Back in the spring, as I was walking back from the mailbox I noticed a tiny little green weed inside a purple bush. The bush hadn’t bloomed yet and was still bare from the winter. I briefly thought about going and pulling the weed, but I kept thinking:
I have 10,000 other things I need to do
It will still be their tomorrow
When the bush blooms it will block out the sun, and without sun it will die.
The third thought was partially right. The bush bloomed and the weed seemed to miraculously be gone. Out of sight, out of mind, they say.
Fast forward to the fall and I’m making my same trip to the mailbox and this time I see a huge green leaf coming out of the top of the bush. The little weed that would have taken 30 seconds to pull has now turned into a massive tree like structure.
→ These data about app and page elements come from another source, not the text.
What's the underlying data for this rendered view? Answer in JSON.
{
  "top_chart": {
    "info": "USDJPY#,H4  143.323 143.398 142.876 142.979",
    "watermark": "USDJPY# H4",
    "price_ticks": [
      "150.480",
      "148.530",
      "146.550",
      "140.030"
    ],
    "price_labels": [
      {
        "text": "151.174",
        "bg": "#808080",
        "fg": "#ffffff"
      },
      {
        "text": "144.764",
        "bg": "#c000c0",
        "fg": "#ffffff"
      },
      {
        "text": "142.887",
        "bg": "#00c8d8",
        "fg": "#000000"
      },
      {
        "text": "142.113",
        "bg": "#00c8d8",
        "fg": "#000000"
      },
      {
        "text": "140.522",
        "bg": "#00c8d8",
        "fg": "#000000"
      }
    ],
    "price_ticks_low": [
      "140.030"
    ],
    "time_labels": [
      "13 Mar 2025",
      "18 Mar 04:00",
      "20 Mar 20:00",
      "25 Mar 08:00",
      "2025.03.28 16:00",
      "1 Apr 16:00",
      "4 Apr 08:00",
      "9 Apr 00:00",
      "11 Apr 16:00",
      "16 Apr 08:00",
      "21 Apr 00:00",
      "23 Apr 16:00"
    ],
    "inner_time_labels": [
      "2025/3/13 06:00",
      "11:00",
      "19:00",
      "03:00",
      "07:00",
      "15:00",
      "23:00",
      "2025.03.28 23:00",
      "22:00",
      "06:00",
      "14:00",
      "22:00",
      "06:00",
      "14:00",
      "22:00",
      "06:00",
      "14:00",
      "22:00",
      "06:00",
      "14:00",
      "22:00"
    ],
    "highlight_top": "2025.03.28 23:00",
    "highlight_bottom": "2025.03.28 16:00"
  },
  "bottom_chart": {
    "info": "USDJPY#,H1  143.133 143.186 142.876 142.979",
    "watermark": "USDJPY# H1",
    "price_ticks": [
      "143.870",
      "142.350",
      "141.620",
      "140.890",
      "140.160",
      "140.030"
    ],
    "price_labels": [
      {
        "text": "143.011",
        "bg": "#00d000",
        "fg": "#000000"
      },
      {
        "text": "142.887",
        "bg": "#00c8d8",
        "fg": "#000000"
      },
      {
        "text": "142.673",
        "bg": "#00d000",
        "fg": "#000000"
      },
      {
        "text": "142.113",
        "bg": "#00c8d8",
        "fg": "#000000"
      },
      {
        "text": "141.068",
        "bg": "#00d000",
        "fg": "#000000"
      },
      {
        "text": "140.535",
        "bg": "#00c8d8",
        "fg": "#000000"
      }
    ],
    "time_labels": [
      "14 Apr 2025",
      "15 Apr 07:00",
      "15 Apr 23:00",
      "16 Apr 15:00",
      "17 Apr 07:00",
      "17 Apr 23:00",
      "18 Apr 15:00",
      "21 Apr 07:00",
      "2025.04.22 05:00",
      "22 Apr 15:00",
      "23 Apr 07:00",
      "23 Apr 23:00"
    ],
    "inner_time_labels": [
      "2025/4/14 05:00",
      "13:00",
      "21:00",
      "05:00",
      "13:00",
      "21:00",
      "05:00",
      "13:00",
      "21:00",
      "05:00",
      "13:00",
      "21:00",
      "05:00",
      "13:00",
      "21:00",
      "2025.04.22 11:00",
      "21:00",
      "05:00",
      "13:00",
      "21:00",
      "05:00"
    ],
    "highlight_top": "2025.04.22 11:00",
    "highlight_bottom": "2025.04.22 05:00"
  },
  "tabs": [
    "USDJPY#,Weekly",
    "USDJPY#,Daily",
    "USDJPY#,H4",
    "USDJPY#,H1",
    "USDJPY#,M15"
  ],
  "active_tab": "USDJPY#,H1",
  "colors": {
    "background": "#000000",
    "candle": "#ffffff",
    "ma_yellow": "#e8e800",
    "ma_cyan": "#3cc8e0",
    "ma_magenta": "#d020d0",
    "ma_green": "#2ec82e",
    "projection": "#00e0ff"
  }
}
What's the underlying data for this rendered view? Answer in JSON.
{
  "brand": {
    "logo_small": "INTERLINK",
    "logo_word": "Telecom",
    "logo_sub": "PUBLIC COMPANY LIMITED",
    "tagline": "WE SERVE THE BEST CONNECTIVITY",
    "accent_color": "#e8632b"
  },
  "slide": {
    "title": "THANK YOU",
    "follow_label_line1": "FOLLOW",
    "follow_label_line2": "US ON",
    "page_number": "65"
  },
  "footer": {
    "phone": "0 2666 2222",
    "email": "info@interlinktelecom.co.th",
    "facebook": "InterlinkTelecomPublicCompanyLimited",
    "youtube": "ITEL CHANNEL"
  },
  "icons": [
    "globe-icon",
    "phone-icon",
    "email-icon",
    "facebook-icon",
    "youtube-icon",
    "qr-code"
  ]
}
I tug and I tug, it’s impossible to remove, the roots from both are all intertwined.
Now pretend that weed is a piece of nasty weird code that you come across in your app. Don’t be lazy, go improve it before it grows out of control.
This post is an excerpt from my Laravel News digest. A weekly email about the Laravel framework.
On my Laravel News site I send out a weekly digest newsletter and I decided very early that I didn’t want some automated system of just grabbing all this weeks posts and sending those. However, I did want to automate as much as I could and in this tutorial I want to share how I setup WordPress to handle the creation of each weeks mailing. Continue reading “Using WordPress to Create a Newsletter”
With the current design of this site I wanted to have images in the content that stretch out beyond the container. I’ve seen this pattern used quite a bit recently and I think it gives a nice little visual “pop”. Implementation wise this is a pretty easy problem to solve by using negative margins. I decided I would use this as an opportunity to put together a little centerImg jQuery plugin and document my steps along the way. Continue reading “Building a jQuery Plugin with Gulp”
As a developer I am constantly taking notes while reading, planning features, and attending conferences. Conferences are the hardest for me because of how fast the talks go. If I’m writing then I have to be quick and my notes end up being illegible. Continue reading “The Sketchnote Workbook”
In this episode, we sit down with the developers of Userscape; Eric Barnes, Chris Fidao, and Taylor Otwell, to talk about weird dreams, Eric’s, Chris’ and Taylor’s backgrounds and how they got started at Userscape, supporting open source, Forge, newsletters, servers, building Scribbleton for Linux, content-based products, deploying desktop apps, and TV shows